## What to do
Nothing in the data may be changed; retype all of it.

## Listed entries
****************
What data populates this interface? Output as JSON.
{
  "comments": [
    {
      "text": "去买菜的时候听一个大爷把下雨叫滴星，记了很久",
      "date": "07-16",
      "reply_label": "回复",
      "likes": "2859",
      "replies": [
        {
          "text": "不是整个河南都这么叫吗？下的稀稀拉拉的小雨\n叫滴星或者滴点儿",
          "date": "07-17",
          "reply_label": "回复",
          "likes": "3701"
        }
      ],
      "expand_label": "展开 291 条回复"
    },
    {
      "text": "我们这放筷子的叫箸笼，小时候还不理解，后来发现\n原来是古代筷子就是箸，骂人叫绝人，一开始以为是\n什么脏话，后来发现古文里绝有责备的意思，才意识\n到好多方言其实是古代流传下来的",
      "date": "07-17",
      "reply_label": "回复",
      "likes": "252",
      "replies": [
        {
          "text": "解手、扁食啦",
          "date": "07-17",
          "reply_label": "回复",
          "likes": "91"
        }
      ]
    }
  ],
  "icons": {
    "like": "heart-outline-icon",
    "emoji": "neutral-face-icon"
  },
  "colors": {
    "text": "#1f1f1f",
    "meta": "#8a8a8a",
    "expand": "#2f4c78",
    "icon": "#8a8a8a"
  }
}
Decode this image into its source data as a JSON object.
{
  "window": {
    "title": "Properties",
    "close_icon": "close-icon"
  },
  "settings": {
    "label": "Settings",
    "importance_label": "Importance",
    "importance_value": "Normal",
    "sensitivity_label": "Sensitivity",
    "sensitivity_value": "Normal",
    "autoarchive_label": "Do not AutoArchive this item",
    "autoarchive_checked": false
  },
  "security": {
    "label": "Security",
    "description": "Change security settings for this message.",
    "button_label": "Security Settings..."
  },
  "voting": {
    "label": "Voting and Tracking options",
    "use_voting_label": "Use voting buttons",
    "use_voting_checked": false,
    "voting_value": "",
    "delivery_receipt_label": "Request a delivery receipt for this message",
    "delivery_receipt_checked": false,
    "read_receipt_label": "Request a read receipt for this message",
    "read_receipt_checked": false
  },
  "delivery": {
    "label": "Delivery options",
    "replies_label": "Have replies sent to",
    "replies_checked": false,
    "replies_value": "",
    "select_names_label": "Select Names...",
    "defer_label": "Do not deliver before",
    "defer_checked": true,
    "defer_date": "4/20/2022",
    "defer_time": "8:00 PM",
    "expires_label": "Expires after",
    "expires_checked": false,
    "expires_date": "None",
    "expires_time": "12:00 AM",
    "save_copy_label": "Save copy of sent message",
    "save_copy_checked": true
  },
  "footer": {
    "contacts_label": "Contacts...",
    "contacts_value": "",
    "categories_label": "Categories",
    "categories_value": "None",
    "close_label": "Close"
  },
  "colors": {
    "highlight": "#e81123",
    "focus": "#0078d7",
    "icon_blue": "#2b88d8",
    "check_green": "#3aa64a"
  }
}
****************
## Result for this exercise
What data populates this interface? Output as JSON.
{
  "comments": [
    {
      "text": "去买菜的时候听一个大爷把下雨叫滴星，记了很久",
      "date": "07-16",
      "reply_label": "回复",
      "likes": "2859",
      "replies": [
        {
          "text": "不是整个河南都这么叫吗？下的稀稀拉拉的小雨\n叫滴星或者滴点儿",
          "date": "07-17",
          "reply_label": "回复",
          "likes": "3701"
        }
      ],
      "expand_label": "展开 291 条回复"
    },
    {
      "text": "我们这放筷子的叫箸笼，小时候还不理解，后来发现\n原来是古代筷子就是箸，骂人叫绝人，一开始以为是\n什么脏话，后来发现古文里绝有责备的意思，才意识\n到好多方言其实是古代流传下来的",
      "date": "07-17",
      "reply_label": "回复",
      "likes": "252",
      "replies": [
        {
          "text": "解手、扁食啦",
          "date": "07-17",
          "reply_label": "回复",
          "likes": "91"
        }
      ]
    }
  ],
  "icons": {
    "like": "heart-outline-icon",
    "emoji": "neutral-face-icon"
  },
  "colors": {
    "text": "#1f1f1f",
    "meta": "#8a8a8a",
    "expand": "#2f4c78",
    "icon": "#8a8a8a"
  }
}
Decode this image into its source data as a JSON object.
{
  "window": {
    "title": "Properties",
    "close_icon": "close-icon"
  },
  "settings": {
    "label": "Settings",
    "importance_label": "Importance",
    "importance_value": "Normal",
    "sensitivity_label": "Sensitivity",
    "sensitivity_value": "Normal",
    "autoarchive_label": "Do not AutoArchive this item",
    "autoarchive_checked": false
  },
  "security": {
    "label": "Security",
    "description": "Change security settings for this message.",
    "button_label": "Security Settings..."
  },
  "voting": {
    "label": "Voting and Tracking options",
    "use_voting_label": "Use voting buttons",
    "use_voting_checked": false,
    "voting_value": "",
    "delivery_receipt_label": "Request a delivery receipt for this message",
    "delivery_receipt_checked": false,
    "read_receipt_label": "Request a read receipt for this message",
    "read_receipt_checked": false
  },
  "delivery": {
    "label": "Delivery options",
    "replies_label": "Have replies sent to",
    "replies_checked": false,
    "replies_value": "",
    "select_names_label": "Select Names...",
    "defer_label": "Do not deliver before",
    "defer_checked": true,
    "defer_date": "4/20/2022",
    "defer_time": "8:00 PM",
    "expires_label": "Expires after",
    "expires_checked": false,
    "expires_date": "None",
    "expires_time": "12:00 AM",
    "save_copy_label": "Save copy of sent message",
    "save_copy_checked": true
  },
  "footer": {
    "contacts_label": "Contacts...",
    "contacts_value": "",
    "categories_label": "Categories",
    "categories_value": "None",
    "close_label": "Close"
  },
  "colors": {
    "highlight": "#e81123",
    "focus": "#0078d7",
    "icon_blue": "#2b88d8",
    "check_green": "#3aa64a"
  }
}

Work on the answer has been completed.